The annual tradition was started in 2010 by GLAAD and then high school student Brittany McMillan, in memory of the LGBTQ youth who died by suicide. McMillan encouraged her friends to wear purple on a day in October — a day that came to be known as Spirit Day.
Today, LGBTQ youth, and especially trans and nonbinary youth, are experiencing a level of scrutiny in schools we have never seen, leading to an environment rife with stressors beyond the peer-to-peer bullying of the past. From book bans, to bans on trans youth in sports, to bathroom restrictions and teachers barred from using correct pronouns, the means by which a student can express themselves and see others like them are increasingly being challenged.
GLSEN’s National School Climate Survey, released earlier this week, reported nearly 82% of LGBTQ students feel unsafe in school. 76% experienced in-person verbal harassment (e.g., called names or threatened) and 31% were physically harassed. Earlier this year, The Trevor Project reported 85% of transgender and nonbinary youth say that recent debates around anti-trans bills have negatively impacted their mental health.
GLAAD’s 2022 Social Media Safety Index found severe harassment for LGBTQ users when compared to 2021. This anti-LGBTQ rhetoric translates to real-life harm and has been cited as drivers of many of the over 300 anti-LGBTQ bills introduced in states around the country this year alone, many of which target LGBTQ young people.

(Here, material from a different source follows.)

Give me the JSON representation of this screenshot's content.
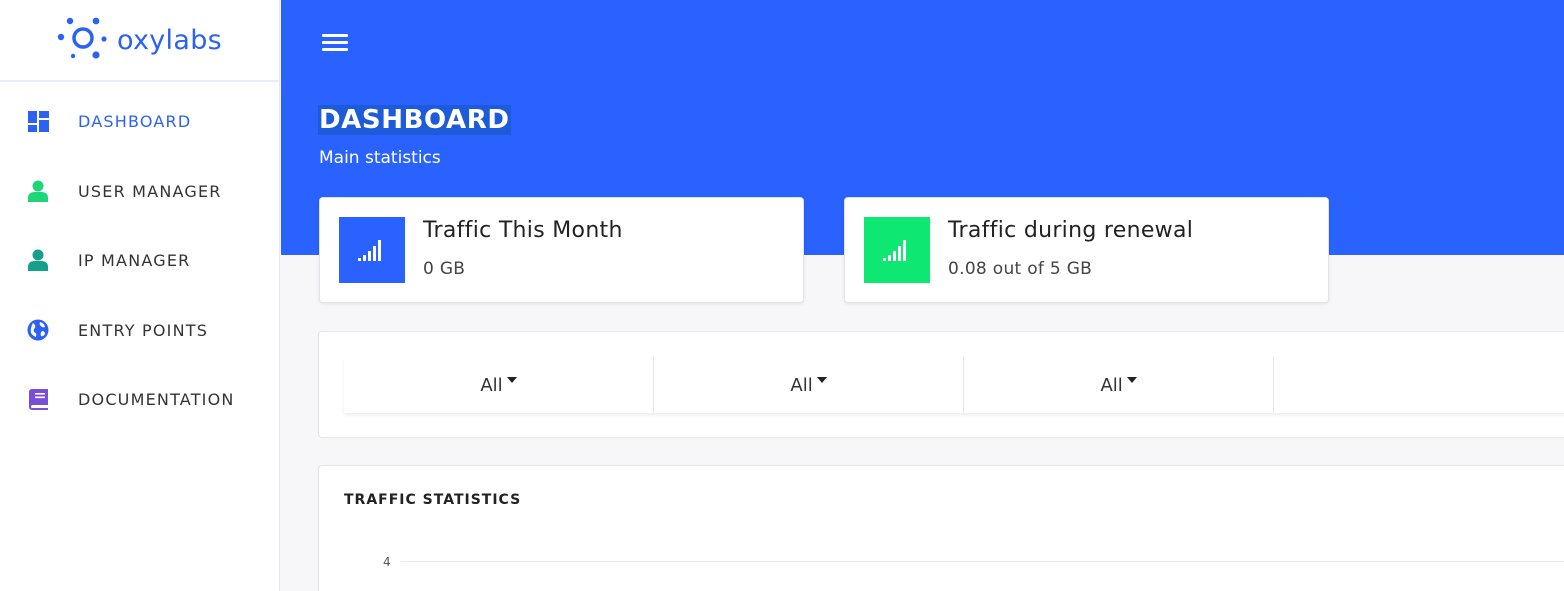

Take the Spirit Day pledge to show LGBTQ youth you’ve got their backs at glaad.org/spiritday.
For more information on Spirit Day, visit glaad.org/spiritday and follow @GLAAD on Twitter, Facebook, Instagram and TikTok to keep up to date with #SpiritDay news.
GLAAD rewrites the script for LGBTQ acceptance. As a dynamic media force, GLAAD tackles tough issues to shape the narrative and provoke dialogue that leads to cultural change. GLAAD protects all that has been accomplished and creates a world where everyone can live the life they love. For more information, please visit www.glaad.org or connect with GLAAD on Facebook and Twitter.